Introduction: Obesity is a public health concern on a global scale, obesity can lead to significant risk of developing various comorbidities. Lifestyle interventions along with surgical and medical approaches are the primary options for obesity treatment. This systematic review aims to evaluate the efficacy and safety of pharmacological interventions for weight loss in adults with obesity.
Methods: A systematic search review was carried out from January 2018 to December 2022. The search for relevant articles was conducted through PubMed and EBSCO databases. 2290 articles were retrieved and evaluated based on the established inclusion and exclusion criteria. Among them, 362 articles were duplicates and subsequently removed. Further, 1893 articles failed to meet the inclusion criteria and were excluded from this review. Consequently, 35 articles were considered for the review.
Results: Pharmacologic interventions showed good efficacy in treating obesity. Glucagon-like peptide-1 (GLP-1) receptor agonists showed the highest efficacy. Other options including sodium glucose co-transporter (SGLT) Inhibitors, orlistat, phentermine/topiramate, metformin, tirzepatide, Gelesis100 also demonstrated efficacy to various degrees. The safety profile of these interventions was generally good with gastrointestinal symptoms being the most frequently reported adverse events in almost all the included interventions. Neurological symptoms were the most frequently reported in phentermine/topiramate.

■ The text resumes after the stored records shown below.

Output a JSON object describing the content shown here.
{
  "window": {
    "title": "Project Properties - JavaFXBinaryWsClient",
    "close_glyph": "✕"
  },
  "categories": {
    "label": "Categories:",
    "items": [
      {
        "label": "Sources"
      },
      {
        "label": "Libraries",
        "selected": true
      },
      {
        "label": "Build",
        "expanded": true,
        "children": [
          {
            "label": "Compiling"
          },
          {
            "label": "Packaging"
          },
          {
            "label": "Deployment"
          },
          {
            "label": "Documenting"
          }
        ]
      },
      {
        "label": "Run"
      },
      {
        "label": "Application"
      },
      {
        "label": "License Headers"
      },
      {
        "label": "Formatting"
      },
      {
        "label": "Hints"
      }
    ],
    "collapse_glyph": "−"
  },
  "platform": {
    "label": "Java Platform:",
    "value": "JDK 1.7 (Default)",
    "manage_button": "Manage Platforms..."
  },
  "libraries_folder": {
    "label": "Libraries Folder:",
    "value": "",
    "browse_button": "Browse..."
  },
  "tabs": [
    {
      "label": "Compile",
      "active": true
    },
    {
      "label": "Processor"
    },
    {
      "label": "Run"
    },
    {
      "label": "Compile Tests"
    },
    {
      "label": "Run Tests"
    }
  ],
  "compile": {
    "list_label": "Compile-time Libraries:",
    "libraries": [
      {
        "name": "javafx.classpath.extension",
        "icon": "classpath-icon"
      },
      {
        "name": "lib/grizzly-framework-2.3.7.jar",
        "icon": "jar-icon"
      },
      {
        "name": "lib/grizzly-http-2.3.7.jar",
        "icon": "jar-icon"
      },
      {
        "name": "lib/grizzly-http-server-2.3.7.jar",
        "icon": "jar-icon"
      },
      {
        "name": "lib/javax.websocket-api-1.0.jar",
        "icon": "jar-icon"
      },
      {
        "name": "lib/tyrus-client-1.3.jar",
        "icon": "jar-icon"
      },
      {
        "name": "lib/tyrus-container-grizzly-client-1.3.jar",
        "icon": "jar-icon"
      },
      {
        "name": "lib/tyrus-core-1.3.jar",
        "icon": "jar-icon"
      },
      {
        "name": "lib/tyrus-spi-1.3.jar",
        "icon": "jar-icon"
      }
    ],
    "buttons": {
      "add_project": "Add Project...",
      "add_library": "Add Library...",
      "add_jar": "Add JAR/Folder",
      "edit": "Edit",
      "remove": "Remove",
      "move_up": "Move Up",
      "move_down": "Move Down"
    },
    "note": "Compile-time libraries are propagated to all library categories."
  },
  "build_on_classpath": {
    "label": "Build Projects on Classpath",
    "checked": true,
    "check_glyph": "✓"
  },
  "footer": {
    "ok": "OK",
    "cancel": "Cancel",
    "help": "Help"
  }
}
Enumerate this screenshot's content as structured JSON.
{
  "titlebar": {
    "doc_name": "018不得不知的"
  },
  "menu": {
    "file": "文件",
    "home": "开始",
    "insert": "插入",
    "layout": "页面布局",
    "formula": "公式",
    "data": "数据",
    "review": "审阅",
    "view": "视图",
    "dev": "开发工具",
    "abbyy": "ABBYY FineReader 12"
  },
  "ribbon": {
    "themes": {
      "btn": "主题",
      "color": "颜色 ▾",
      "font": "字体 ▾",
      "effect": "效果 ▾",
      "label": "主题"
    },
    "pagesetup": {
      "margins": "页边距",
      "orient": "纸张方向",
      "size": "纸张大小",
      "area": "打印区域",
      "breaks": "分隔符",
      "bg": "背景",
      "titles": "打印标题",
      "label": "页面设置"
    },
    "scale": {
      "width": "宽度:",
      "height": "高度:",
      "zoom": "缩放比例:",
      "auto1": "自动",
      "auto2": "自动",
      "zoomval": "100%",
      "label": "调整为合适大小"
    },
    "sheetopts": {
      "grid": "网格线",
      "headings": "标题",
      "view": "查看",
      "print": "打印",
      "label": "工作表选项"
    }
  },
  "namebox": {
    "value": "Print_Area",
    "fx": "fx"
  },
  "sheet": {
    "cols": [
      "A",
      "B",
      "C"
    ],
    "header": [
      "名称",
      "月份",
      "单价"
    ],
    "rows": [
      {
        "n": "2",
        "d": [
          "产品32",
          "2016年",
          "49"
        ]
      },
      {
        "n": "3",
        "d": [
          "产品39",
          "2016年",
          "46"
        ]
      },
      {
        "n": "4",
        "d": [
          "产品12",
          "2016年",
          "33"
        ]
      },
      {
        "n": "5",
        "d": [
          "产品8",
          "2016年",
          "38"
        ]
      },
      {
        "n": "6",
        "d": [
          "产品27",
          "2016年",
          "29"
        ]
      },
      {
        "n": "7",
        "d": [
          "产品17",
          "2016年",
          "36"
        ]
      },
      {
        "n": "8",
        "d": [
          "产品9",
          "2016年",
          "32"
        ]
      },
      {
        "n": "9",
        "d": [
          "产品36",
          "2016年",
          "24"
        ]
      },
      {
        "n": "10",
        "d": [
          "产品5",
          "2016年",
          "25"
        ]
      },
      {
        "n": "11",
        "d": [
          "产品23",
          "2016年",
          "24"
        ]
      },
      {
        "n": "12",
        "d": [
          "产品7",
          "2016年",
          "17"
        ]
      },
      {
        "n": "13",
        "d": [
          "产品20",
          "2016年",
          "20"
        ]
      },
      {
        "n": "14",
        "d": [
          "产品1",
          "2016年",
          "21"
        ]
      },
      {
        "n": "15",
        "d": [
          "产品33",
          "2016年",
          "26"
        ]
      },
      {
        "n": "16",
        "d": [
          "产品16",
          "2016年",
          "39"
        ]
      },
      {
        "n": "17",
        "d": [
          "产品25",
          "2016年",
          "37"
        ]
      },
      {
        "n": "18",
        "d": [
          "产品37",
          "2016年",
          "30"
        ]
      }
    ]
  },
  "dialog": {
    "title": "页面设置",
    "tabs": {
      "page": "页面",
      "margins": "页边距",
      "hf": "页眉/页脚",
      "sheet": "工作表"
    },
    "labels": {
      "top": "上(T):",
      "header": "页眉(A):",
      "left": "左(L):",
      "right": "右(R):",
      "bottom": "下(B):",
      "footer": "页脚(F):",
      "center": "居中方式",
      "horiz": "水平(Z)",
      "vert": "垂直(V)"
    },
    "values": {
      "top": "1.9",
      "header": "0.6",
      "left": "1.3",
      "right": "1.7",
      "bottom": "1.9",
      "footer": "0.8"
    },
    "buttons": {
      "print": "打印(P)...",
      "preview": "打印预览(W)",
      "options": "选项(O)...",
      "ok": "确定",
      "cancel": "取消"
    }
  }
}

Conclusion: This review, in agreement with prior research, indicates that medications can effectively treat obesity with a favorable safety profile. Thus, pharmacotherapy presents a promising, safe, and effective method to achieve weight loss, indicating its potential to play a significant role in the future.